** Published:**

Since I started working in 2013, I haven’t thought much about investment. Because I know that investing in an index fund is the theoretically right thing to do and I do not like paying taxes, in addition to participating in my employer’s mandatory defined benefit retirement plan, I have just been maxing out investment in 403(b), 457(b), and Roth IRA (all invested in low cost index funds).

But now my situation has changed a little bit and I had to think about it. Although my (meager) nominal salary has increased by 34% over the past 8 years, my expenditures have increased by even more. There is a lot of inflation. The kids are entering teenage and require expenses for extra curricular and after school activities. Furthermore, my family has become a group of eager tennis players and nowadays tennis-related expenditures (lessons, tournaments, racquets, strings, shoes, etc.) is our number one expenditure, even surpassing taxes.

So I had to make a decision. My options are

- find a higher-paying job,
- move to a cheaper house,
- spend less,
- draw down savings from taxable investment accounts, or
- decrease contributions to retirement accounts.

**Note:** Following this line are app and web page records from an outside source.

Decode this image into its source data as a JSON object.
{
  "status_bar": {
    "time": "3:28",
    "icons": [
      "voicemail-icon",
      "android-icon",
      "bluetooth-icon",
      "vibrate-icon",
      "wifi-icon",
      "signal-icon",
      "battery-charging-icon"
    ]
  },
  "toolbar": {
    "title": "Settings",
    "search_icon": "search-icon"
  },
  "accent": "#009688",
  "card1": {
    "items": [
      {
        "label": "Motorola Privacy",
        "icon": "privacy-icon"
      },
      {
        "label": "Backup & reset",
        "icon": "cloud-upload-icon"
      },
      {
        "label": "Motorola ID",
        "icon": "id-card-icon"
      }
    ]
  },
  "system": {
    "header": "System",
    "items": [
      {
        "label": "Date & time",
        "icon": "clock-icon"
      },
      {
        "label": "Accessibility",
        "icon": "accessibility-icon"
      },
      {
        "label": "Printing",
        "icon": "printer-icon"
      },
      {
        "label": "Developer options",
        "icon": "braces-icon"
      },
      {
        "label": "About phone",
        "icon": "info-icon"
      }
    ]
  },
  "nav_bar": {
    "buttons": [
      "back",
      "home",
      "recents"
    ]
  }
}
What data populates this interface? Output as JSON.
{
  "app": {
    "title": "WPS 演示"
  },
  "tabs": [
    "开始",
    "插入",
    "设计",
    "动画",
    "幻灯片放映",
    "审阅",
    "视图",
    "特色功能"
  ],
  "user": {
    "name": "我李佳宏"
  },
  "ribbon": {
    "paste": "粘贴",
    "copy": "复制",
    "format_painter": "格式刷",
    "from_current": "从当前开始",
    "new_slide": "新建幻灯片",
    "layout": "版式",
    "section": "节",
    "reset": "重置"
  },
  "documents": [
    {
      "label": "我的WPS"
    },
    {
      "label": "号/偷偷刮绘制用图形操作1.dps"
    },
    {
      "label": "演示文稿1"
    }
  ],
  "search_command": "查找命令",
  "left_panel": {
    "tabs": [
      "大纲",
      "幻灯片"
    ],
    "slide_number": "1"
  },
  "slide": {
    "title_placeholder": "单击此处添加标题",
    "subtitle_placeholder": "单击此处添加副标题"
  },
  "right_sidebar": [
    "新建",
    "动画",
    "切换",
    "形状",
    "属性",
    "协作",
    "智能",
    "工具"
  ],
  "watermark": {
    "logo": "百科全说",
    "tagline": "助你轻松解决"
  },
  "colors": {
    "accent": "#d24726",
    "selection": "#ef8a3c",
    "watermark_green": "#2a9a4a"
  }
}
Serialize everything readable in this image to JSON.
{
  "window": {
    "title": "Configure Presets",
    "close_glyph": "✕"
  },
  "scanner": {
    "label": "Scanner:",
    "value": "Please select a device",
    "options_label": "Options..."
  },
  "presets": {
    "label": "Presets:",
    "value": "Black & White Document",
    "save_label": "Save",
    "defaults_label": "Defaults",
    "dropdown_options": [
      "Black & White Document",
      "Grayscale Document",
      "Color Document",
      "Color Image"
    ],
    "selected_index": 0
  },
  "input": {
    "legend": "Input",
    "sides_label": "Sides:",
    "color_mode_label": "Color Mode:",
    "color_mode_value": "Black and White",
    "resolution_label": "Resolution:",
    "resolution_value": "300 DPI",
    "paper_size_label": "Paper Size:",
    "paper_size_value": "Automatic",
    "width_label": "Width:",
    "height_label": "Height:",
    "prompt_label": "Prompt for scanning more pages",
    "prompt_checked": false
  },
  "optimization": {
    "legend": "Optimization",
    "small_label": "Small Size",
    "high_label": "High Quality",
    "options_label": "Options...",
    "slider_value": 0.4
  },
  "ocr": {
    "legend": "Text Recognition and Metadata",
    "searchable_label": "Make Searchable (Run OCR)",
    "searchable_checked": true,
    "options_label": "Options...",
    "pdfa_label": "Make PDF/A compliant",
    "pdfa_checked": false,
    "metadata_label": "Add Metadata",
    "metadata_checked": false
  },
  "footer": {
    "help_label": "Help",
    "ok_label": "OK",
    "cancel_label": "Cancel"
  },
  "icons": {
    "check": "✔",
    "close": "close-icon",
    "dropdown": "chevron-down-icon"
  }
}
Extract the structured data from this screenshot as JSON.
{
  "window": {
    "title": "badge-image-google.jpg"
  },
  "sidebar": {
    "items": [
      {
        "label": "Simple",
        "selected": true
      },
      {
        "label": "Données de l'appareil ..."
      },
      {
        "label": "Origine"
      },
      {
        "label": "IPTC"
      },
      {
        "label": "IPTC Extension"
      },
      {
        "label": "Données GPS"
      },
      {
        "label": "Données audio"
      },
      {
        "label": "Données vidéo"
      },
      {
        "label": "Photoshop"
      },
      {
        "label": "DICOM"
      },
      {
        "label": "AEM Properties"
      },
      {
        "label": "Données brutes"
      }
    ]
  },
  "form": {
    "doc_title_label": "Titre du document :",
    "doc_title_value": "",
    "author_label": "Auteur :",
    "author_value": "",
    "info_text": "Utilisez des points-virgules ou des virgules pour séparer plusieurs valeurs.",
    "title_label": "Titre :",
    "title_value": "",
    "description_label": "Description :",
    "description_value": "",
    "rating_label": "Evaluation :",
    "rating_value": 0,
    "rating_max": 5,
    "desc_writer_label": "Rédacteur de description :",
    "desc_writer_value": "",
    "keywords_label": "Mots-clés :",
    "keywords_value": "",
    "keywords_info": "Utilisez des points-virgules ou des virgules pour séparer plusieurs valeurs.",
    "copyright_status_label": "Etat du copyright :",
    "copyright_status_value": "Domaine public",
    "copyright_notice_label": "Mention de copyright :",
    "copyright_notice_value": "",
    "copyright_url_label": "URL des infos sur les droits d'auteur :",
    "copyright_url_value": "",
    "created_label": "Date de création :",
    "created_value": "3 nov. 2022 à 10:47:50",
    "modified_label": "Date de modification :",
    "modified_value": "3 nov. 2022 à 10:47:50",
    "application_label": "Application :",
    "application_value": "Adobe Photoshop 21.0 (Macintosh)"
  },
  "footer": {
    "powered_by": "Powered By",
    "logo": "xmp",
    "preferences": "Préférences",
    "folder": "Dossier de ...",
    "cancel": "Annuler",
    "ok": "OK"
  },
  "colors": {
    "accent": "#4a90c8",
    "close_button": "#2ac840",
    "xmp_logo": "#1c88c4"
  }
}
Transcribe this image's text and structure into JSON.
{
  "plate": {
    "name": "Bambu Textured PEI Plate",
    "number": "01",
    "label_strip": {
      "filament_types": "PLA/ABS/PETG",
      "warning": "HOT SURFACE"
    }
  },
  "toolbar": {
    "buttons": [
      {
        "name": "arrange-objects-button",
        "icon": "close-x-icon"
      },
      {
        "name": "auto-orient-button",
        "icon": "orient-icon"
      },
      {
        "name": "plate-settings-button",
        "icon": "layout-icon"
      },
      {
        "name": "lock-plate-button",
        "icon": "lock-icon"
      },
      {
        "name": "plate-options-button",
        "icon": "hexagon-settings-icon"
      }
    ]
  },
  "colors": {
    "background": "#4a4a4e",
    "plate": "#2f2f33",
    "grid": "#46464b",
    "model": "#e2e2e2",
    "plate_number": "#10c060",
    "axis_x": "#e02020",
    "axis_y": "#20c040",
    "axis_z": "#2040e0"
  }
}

The first two options involve a big decision so let’s set it aside for now. Spending less is not really an option - we all love tennis and we can’t just reduce consumption. So the choice is between spending money from taxable accounts or saving less in retirement accounts.

Which brings me to the comparison of various investment accounts. For simplicity, let \(\tau\) be the tax rate, \(r\) be the rate of return on investment (continuously compounded), and \(t\) be the investment horizon. Suppose I have a before-tax income normalized to 1.

If I invest my income in a traditional retirement account (traditional IRA, 403(b), 457(b)), then I can invest pre-tax but I need to pay tax when I withdraw, so by time \(t\) the investment grows to \(1\times e^{rt}\times (1-\tau)=(1-\tau)e^{rt}\) after-tax. If I invest in a Roth IRA, then I invest after-tax but do not owe any tax when I withdraw, so the investment grows to \(1\times (1-\tau)\times e^{rt}=(1-\tau)e^{rt}\) after-tax, which is the same as the traditional account. This calculation suggests that a traditional (Roth) retirement account is better if the current marginal tax rate is higher (lower) than in the future. Personally, I expect to be in a higher tax bracket in the future, which is why I invest in Roth.

If I invest my income in a taxable account and continuously realize capital gains (e.g., invest in a short-term bond fund), then the investment of 1 (before-tax) grows to \(1\times (1-\tau)\times e^{r(1-\tau)t}=(1-\tau)e^{r(1-\tau)t}\), which is clearly worse than an investment in a retirement account (because investment grows tax-free in a retirement account). If I invest my income in a taxable account but realize capital gains only when I withdraw, then the investment of 1 (before-tax) grows to \(1\times (1-\tau)\times(1+(1-\tau)(e^{rt}-1))=(1-\tau)(\tau+(1-\tau)e^{rt})\). The strict convexity of the exponential function implies \(e^{r(1-\tau)t}=e^{\tau\times 0+(1-\tau)\times rt}<\tau+(1-\tau)e^{rt}\), so realizing capital gains at the end is always better than continuously realizing capital gains.

In the end, I have decided to stop contributing to 403(b) and 457(b) for a while (though I need to pay attention to keep my adjusted gross income below 150k to qualify for “child tax credit”). With various deductions (I was happily surprised to learn that tennis summer camps qualify for “child and dependent care credit”) I am already in a relatively low tax bracket, so there is not much tax benefit of investing in 403(b) and 457(b). On the other hand, you give up liquidity by investing in these accounts, which is more important to me now.